I attended the meeting for Community Board 4 last night on 17th and 9th Ave. Saw representatives from the Lark, Community Dish, Abingdon, A.R.T/New York, LIT and NYIT Foundation and many others. They were there, along with David Gruber from Community Board 2 and David Pincus, to promote consideration for a proposal to create tax incentives to landlords who discount rental spaces to theaters.
CB4 passed the proposal unanimously.
It was instructive and inspiring. It's been wonderful to watch the community of New York theaters reach out to the community itself and those who care about it most. It was also interesting to learn that the efforts that the Community Boards are making to pass this proposal is actually bring the usually segregated Boards themselves together. The effort is serving two purposes, in that sense. It's helping theater reach out to the community, and building bridges too.
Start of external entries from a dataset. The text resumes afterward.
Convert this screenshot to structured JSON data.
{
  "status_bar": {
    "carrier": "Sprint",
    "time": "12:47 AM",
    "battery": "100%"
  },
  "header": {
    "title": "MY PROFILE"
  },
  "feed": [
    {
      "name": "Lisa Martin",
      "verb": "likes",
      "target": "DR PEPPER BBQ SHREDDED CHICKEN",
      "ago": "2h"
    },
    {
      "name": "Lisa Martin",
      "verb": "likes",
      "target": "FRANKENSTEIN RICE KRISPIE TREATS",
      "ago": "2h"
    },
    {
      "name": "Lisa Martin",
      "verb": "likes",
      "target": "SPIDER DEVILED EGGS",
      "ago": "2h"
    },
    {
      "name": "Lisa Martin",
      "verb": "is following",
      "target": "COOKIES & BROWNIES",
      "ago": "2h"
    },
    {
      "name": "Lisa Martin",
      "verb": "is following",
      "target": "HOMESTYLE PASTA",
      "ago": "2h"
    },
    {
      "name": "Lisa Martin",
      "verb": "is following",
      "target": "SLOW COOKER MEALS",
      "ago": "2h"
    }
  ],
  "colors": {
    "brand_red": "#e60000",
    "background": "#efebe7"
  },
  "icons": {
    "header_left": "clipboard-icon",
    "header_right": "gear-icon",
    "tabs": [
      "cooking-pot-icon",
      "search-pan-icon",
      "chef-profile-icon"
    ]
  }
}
I was also inspired by those citizens who were there for entirely different reasons. There were two guys who showed up to thank the Board for moving traffic off of their block. A passionate guy who showed up to talk about the Transit Authority. A state senator made an appearance (and name dropped Karen Finley). An Assemblywoman. Passionate words were spoken about the financial crisis at St. Vincent's Hospital. A powerpoint was shown about protecting Manhattan from the effects of a hurricane. A local spoke about the school production of Peter Pan.
Most of these people didn't come in an organized group, like we did. They came as individuals, and they spoke up out of a sense of civic duty. Remember: unlike theater folks, most people are terrified of a live microphone. These people overcame whatever standard anxiety might come from public speaking, just to have their say for less than 2 minutes on local issues. They're heroes for their own causes, and I really wanted to cheer for them.
I didn't stay for the entire meeting, but I was mightily moved. I was not not only by the outpouring of effort from our own community - but how our community action fits into a larger context.
Thanks to all who attended.
- Matthew Freeman is a Brooklyn based playwright with a BFA from Emerson College. His plays include THE DEATH OF KING ARTHUR, REASONS FOR MOVING, THE GREAT ESCAPE, THE AMERICANS, THE WHITE SWALLOW, AN INTERVIEW WITH THE AUTHOR, THE MOST WONDERFUL LOVE, WHEN IS A CLOCK, GLEE CLUB, THAT OLD SOFT SHOE and BRANDYWINE DISTILLERY FIRE. He served as Assistant Producer and Senior Writer for the live webcast from Times Square on New Year's Eve 2010-2012. As a freelance writer, he has contributed to Gamespy, Premiere, Complex Magazine, Maxim Online, and MTV Magazine. His plays have been published by Playscripts, Inc., New York Theatre Experience, and Samuel French.